__EXERCISE DETAILS__.
Please count the lines below that hold the word "icon" and give the count without any other text.

__WORKING DATA__.
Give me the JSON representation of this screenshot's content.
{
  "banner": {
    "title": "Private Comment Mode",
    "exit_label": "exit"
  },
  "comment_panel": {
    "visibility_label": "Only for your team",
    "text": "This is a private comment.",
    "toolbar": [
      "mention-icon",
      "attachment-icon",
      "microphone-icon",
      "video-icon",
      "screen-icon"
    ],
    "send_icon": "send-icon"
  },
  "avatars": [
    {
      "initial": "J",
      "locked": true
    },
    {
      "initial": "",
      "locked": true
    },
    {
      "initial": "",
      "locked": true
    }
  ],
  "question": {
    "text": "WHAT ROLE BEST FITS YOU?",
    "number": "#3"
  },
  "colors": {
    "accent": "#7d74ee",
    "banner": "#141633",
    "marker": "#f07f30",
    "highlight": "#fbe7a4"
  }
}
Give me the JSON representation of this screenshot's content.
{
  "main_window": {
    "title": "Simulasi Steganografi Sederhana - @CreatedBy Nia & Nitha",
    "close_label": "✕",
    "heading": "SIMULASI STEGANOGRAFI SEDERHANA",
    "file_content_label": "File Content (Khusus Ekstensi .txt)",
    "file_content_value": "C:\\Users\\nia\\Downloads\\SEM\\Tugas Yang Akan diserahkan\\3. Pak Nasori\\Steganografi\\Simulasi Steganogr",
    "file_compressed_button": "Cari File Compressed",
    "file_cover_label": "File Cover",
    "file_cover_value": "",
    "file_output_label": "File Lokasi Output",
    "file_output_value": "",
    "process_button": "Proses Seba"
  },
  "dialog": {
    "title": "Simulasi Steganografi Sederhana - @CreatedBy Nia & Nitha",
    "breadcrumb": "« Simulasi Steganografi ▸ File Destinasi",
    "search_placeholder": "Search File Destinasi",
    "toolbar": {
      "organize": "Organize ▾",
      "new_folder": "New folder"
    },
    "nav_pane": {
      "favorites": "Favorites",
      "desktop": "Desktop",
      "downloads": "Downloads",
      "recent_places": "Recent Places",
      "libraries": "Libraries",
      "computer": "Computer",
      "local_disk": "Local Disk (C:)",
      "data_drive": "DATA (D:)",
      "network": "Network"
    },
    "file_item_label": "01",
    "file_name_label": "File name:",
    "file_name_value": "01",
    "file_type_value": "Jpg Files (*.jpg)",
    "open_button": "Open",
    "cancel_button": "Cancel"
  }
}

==

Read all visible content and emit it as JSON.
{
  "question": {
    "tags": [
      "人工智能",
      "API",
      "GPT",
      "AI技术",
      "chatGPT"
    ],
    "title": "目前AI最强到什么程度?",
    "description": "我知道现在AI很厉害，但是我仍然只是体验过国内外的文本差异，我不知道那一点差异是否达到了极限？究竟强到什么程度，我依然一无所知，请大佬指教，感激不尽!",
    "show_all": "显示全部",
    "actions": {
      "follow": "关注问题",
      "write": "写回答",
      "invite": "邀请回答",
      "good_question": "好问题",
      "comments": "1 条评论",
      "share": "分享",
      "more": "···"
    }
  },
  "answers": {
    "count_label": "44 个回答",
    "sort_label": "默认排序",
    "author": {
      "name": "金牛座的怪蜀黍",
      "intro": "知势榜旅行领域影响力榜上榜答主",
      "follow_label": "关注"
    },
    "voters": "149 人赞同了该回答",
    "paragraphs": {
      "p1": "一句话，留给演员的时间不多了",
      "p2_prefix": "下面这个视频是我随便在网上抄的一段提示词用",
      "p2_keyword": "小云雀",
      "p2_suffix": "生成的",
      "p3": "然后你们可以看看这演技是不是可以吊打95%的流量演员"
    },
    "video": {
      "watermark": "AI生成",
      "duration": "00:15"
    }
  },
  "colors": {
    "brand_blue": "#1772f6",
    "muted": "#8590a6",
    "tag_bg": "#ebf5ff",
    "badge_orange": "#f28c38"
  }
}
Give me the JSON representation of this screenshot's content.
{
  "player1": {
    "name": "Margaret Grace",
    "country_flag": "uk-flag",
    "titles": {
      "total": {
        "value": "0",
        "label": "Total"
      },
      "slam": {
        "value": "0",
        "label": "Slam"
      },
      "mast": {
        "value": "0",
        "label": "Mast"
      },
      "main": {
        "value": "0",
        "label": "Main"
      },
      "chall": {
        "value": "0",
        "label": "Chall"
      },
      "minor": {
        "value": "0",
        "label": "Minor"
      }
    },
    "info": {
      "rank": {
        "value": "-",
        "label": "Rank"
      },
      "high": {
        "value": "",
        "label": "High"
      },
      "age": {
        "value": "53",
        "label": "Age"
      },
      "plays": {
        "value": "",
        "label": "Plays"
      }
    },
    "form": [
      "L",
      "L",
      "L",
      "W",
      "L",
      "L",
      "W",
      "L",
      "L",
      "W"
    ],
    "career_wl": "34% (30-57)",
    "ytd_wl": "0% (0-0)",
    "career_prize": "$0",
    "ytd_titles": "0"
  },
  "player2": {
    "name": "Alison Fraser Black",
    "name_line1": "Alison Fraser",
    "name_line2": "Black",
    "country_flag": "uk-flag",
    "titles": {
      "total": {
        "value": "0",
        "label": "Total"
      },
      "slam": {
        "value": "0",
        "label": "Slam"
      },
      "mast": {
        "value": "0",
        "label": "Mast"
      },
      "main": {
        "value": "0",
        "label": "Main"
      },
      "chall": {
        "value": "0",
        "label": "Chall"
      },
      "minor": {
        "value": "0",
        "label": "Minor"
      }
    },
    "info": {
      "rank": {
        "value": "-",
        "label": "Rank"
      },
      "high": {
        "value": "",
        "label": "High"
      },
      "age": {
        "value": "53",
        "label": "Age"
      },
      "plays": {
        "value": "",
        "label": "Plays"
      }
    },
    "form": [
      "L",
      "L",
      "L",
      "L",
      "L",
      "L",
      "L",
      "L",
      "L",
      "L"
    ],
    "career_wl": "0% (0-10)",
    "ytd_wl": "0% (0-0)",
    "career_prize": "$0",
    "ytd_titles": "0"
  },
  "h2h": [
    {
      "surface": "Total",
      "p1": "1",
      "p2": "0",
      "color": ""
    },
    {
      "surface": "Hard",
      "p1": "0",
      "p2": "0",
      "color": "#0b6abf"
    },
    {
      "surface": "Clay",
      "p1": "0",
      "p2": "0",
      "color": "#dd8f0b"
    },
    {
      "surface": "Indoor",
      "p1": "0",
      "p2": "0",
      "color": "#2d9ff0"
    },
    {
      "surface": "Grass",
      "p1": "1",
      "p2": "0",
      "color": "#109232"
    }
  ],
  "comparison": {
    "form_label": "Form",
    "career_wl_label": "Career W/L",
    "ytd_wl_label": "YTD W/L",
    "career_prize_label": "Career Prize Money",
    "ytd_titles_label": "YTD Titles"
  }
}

__FINISHED EXERCISE__.
6